* _MATERIAL SHOWN_
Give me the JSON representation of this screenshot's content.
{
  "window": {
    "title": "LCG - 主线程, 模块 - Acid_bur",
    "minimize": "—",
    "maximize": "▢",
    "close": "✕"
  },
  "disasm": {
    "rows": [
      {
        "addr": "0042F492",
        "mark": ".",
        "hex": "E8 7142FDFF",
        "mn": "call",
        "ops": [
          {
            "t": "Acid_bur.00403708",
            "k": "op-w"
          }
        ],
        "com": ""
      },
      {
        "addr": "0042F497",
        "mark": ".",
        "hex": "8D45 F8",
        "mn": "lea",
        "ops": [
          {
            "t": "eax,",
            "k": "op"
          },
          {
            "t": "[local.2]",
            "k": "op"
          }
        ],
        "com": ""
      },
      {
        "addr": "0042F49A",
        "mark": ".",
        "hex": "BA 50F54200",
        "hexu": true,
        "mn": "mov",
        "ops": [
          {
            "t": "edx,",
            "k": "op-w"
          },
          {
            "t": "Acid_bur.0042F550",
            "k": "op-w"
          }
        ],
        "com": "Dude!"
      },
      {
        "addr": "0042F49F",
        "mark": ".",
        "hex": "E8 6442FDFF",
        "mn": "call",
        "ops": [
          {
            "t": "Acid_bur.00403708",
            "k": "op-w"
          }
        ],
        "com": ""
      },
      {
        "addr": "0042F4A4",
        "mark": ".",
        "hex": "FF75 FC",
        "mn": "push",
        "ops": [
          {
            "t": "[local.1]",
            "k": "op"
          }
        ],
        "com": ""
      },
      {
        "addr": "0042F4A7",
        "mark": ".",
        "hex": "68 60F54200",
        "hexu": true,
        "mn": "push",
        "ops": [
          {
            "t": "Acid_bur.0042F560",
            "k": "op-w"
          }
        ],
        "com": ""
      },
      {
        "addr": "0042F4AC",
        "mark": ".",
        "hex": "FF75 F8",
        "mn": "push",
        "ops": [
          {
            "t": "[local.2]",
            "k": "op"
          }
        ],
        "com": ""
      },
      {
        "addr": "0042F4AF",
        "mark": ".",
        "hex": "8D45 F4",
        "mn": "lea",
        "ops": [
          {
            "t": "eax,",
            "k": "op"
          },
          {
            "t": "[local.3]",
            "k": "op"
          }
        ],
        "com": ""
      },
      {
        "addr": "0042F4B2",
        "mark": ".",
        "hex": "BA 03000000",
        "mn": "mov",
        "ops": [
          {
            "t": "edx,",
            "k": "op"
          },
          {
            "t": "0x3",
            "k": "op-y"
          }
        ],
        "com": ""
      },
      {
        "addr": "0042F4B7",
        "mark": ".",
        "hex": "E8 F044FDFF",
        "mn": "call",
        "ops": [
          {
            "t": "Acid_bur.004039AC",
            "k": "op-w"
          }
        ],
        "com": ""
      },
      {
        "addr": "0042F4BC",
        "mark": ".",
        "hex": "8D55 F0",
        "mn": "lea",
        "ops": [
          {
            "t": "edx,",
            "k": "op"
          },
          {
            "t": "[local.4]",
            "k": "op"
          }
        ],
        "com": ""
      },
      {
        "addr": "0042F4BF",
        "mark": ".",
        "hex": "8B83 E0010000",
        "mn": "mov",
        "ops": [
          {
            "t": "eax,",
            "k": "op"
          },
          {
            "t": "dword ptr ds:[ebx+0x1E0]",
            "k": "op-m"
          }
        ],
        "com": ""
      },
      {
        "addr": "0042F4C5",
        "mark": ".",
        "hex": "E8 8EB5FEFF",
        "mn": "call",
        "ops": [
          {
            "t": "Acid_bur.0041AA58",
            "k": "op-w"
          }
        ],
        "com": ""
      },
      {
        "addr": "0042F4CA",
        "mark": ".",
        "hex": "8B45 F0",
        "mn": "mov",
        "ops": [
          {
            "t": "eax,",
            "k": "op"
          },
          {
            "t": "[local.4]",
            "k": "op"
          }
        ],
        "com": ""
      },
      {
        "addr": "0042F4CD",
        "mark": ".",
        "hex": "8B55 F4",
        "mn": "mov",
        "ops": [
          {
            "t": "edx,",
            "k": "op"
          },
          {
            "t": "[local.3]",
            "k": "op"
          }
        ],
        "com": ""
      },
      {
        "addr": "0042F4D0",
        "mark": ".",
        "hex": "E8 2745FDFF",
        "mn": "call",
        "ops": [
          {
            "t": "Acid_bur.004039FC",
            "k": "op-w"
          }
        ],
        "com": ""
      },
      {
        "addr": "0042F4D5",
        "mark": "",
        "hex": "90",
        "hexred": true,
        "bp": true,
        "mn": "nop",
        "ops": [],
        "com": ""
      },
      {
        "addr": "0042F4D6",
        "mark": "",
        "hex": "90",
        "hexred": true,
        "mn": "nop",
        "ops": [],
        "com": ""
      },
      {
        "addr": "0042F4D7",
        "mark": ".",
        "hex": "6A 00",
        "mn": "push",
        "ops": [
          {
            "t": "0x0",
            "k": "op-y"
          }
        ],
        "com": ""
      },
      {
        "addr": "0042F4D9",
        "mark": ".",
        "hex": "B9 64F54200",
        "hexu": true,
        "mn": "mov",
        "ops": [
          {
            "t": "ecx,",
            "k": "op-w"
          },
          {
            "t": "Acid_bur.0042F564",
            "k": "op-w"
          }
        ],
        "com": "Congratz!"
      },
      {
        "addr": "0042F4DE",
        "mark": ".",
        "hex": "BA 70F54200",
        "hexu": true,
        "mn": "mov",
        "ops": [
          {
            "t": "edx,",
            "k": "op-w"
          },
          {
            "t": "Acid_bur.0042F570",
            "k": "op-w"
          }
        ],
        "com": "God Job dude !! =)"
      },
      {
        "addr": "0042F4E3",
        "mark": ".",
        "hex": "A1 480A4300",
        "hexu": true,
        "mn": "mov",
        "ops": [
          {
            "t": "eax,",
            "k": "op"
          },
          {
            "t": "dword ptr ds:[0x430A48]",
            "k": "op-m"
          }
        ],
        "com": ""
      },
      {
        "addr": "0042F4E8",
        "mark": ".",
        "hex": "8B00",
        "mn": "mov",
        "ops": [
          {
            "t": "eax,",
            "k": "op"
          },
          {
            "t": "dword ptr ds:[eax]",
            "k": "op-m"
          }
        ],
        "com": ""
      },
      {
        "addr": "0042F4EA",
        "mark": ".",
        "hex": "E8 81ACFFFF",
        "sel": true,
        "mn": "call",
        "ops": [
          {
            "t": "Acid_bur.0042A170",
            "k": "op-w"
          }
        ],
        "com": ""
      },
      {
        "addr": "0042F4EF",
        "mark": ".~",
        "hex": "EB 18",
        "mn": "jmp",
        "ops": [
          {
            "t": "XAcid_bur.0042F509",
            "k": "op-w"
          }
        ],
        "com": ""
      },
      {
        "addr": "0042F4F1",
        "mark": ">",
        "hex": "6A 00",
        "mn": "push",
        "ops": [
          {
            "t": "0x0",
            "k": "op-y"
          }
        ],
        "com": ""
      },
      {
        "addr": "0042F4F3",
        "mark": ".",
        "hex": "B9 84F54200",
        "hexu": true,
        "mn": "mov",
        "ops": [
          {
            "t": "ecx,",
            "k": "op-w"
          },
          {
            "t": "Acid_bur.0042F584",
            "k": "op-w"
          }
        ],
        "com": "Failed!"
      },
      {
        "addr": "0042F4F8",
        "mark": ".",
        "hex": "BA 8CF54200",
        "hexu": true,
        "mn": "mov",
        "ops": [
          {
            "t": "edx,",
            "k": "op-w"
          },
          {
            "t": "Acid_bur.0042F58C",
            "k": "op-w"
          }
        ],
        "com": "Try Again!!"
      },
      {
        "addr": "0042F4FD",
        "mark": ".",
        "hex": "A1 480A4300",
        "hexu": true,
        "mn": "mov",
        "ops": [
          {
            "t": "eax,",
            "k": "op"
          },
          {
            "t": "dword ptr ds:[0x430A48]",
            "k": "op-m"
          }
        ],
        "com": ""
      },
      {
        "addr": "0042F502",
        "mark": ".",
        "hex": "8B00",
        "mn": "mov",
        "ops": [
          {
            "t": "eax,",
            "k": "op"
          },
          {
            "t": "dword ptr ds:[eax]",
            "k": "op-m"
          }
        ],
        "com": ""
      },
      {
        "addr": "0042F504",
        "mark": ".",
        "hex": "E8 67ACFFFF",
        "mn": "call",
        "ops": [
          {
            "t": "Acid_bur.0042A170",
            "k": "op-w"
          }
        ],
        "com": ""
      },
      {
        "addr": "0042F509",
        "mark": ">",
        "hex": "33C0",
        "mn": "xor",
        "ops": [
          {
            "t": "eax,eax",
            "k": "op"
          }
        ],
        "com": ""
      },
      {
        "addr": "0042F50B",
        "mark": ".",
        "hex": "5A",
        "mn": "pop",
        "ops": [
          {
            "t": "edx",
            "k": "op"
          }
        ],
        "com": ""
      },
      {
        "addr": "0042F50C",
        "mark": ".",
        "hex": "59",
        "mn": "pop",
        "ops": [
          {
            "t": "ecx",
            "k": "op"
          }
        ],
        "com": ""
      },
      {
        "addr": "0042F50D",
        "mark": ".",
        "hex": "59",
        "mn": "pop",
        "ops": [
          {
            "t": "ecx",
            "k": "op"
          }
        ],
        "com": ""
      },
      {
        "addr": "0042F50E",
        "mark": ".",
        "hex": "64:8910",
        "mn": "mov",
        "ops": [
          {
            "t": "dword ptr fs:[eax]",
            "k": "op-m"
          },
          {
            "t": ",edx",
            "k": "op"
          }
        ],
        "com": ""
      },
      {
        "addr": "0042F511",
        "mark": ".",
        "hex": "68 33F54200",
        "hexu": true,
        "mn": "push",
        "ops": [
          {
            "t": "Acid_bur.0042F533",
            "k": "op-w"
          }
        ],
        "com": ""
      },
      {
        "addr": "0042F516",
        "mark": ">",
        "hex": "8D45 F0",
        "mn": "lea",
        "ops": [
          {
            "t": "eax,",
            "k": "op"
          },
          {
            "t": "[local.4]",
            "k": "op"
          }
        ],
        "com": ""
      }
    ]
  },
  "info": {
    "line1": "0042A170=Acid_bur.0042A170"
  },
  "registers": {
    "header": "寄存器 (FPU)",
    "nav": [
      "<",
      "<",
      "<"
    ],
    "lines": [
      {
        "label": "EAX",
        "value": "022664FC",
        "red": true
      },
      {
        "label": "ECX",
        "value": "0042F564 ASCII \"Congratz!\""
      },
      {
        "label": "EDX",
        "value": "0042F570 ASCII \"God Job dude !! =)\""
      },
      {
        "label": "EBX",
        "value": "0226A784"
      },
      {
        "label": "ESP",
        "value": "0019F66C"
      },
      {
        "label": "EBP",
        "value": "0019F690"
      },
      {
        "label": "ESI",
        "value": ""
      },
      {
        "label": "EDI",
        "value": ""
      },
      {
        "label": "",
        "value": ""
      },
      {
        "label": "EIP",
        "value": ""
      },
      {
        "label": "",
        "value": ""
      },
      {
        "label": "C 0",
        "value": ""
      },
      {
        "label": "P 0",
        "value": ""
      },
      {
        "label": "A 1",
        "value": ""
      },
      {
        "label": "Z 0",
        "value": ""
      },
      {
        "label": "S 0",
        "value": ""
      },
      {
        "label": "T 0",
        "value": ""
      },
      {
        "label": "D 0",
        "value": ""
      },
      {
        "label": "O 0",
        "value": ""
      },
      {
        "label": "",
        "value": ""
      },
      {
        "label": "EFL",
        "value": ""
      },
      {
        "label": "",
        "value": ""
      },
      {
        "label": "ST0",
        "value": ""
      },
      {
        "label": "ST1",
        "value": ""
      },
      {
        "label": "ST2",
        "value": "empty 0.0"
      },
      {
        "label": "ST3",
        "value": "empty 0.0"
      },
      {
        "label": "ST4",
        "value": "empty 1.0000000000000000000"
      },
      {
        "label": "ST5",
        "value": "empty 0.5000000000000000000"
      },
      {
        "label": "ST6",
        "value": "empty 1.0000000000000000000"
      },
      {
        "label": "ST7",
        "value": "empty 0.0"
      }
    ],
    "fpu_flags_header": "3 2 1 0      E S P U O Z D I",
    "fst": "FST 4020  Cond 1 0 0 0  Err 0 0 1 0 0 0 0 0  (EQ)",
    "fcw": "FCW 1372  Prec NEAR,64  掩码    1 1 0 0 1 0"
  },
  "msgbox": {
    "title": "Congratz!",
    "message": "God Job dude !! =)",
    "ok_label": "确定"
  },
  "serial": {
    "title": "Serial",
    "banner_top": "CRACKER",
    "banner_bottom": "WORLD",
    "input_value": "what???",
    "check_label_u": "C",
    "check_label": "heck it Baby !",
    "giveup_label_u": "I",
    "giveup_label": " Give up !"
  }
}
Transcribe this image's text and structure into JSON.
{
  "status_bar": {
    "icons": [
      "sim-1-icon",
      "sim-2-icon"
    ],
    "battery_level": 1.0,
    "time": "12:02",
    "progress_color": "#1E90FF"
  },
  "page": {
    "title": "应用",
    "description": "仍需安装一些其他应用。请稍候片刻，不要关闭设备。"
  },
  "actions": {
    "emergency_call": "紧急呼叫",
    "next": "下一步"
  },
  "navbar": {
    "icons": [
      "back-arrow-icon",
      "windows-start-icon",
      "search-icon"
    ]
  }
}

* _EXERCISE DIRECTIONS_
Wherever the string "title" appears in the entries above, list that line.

* _FINAL ANSWER_
    "title": "LCG - 主线程, 模块 - Acid_bur",
    "title": "Congratz!",
    "title": "Serial",
    "title": "应用",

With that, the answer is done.